Some players are game changers; athletic types who can adjust the outcome with their mere presence.
Vladimir Tarasenko is at full health right now, skating around and firing deadly wrist shots at will. The shoulder is sound, the hunger is mighty, and Tarasenko is simply ready to play. When asked about accommodations and where the games are happening, the winger told a reporter that all he needed was “a bed and food” to be ready to play.
I love that about Tarasenko. Long before the league recognized him as one of the best scorers in the NHL, I saw him as a level-headed athlete who had a task. He was always on-point during interviews, never hesitating that the goal was to win a Stanley Cup. To him, his job wasn’t done until St. Louis got to celebrate that for one season, their team was the best in the land.
Most athletes just say that to give a reporter a good quote and reason to leave them alone for the night. It’s a juicy quote that never loses its staying power, so why not brandish it more often? Tarasenko means it. It’s authentic coming off his tongue, because now there’s history. Tarasenko helped the Blues win the Stanley Cup last summer, and he can do it again this year.
There are few certainties in this life, but Tarasenko collecting goals from the dot is easily one of them. If he gets time to shoot, it’s a goal. And this guy doesn’t need a lot of time to get set up and fire a knee-buckling wrist shot at the goaltender. That’s why he’s one of the best. A lethal shot from the dot. That’s Tarasenko.
The Blues haven’t experienced that since October. In light of his absence, other guys have stepped up in the scoring (Hello, Mr. Perron) and the team has sharpened their DNA as a defensive specialist type group. At their best, the Blues choke an opponent out over 60 minutes while hitting them with just enough high-caliber offensive talent to allow Jordan Binnington to do his job.
Tarasenko coming back immediately makes the Blues the team to beat. They stood on top of the West without #91, and now here he is, looking deadlier than ever playing 19 minutes a game and having a part in 2-4 goals a night. There’s no other details required, but let me provide a couple.

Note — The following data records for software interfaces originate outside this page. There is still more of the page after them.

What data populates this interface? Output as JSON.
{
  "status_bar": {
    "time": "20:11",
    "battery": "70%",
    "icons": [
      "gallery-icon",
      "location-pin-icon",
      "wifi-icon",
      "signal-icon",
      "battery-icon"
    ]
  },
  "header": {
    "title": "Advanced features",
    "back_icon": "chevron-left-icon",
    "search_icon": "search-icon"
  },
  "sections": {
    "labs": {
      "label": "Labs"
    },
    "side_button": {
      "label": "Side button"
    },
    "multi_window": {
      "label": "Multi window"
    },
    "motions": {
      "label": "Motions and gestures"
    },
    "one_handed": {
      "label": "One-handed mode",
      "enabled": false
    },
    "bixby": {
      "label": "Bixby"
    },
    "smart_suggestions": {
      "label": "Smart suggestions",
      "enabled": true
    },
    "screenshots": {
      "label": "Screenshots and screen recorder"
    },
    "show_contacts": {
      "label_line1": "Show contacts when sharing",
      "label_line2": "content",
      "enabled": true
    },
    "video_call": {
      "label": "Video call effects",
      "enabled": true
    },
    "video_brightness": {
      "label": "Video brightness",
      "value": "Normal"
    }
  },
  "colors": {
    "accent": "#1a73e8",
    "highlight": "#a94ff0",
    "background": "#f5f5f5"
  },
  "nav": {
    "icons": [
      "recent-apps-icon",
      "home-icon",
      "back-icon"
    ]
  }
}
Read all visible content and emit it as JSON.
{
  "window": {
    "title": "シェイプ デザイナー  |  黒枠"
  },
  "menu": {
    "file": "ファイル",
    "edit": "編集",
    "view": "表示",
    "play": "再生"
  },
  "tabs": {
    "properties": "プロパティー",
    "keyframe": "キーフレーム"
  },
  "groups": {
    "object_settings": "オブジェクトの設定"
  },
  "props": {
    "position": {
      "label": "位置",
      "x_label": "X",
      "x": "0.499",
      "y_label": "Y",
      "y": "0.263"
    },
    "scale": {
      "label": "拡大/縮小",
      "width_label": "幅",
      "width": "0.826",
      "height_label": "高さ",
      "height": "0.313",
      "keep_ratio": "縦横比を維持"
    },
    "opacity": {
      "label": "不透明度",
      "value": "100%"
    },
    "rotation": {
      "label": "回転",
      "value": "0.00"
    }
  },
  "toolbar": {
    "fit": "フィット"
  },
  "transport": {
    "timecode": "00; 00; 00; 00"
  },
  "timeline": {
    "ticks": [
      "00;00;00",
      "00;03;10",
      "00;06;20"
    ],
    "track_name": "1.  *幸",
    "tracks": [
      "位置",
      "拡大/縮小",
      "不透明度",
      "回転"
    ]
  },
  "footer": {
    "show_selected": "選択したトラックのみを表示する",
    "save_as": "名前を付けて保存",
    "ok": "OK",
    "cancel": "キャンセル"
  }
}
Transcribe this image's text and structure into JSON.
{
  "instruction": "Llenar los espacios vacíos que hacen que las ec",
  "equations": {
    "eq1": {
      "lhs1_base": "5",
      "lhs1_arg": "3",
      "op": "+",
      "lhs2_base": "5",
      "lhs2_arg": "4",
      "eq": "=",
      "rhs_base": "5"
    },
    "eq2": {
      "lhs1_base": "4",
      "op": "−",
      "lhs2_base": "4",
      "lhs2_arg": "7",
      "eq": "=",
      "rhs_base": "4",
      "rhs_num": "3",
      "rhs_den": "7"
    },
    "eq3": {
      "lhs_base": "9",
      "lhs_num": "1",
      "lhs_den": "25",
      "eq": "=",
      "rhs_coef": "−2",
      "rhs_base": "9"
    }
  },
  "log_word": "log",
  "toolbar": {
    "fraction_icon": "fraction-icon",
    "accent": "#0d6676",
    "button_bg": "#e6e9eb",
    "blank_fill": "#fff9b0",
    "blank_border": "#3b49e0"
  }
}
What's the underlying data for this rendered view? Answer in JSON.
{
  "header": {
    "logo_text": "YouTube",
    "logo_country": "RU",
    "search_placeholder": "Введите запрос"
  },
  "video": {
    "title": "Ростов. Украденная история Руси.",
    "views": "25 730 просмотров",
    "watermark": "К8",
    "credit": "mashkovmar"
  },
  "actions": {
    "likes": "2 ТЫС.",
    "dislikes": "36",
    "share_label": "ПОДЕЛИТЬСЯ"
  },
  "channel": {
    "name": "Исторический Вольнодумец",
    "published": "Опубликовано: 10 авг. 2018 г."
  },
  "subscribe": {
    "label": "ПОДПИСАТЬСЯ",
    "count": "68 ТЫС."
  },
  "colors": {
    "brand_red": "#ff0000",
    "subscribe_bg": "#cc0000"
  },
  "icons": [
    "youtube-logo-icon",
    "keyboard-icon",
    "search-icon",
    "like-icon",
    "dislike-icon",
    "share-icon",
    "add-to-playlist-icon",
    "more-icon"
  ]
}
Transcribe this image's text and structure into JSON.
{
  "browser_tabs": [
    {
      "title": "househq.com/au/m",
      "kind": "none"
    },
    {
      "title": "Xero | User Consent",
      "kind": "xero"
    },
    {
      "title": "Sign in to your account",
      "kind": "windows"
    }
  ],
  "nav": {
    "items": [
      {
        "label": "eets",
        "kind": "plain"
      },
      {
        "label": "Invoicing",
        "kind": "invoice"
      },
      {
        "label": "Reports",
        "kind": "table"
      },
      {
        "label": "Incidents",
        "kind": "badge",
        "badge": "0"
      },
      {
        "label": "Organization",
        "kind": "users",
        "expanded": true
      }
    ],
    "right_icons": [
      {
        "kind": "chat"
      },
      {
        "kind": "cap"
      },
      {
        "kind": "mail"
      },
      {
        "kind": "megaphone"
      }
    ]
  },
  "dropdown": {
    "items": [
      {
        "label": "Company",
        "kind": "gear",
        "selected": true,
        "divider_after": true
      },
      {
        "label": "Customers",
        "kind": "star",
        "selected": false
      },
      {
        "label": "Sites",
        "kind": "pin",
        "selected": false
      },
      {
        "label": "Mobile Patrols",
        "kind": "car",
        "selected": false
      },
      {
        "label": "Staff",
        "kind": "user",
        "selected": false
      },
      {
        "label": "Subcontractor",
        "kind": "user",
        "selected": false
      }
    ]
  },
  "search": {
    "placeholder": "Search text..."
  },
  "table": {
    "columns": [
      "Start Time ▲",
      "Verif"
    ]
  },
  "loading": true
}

Tarasenko makes EVERY single player out there next to him better. The other team has to worry about what he can do at the top of the circle, so the attention span for the other winger and possibly the defenseman has lessened. He’s a difference maker, someone who requires your attention right after he hops over the bench.
Second, he’s absolute money in the playoffs. Tarasenko scored 11 goals during the team’s Cup run in 2019. Overall in 70 career games, he has 33 goals and 49 points, with 11 of those goals coming on the power play. Adding him to a group that was on top to begin with makes this team a certain brand of badass.
The dynasty kind.
If the Blues find a way to keep Alex Pietrangelo and this core together, another Cup or two isn’t out of the question. The youth is coming along just fine, with Klim Kostin and Jordan Kyrou needing minutes soon. A young kid like Scotty Perunovich signing says a great deal about this team’s youth core. Last summer wasn’t a fluke, especially if Doug Armstrong can work some payroll magic.
Having a healthy Tarasenko makes any team a whole lot better. On the Blues, it turns a very good team into Stanley Cup Final worthy in a second.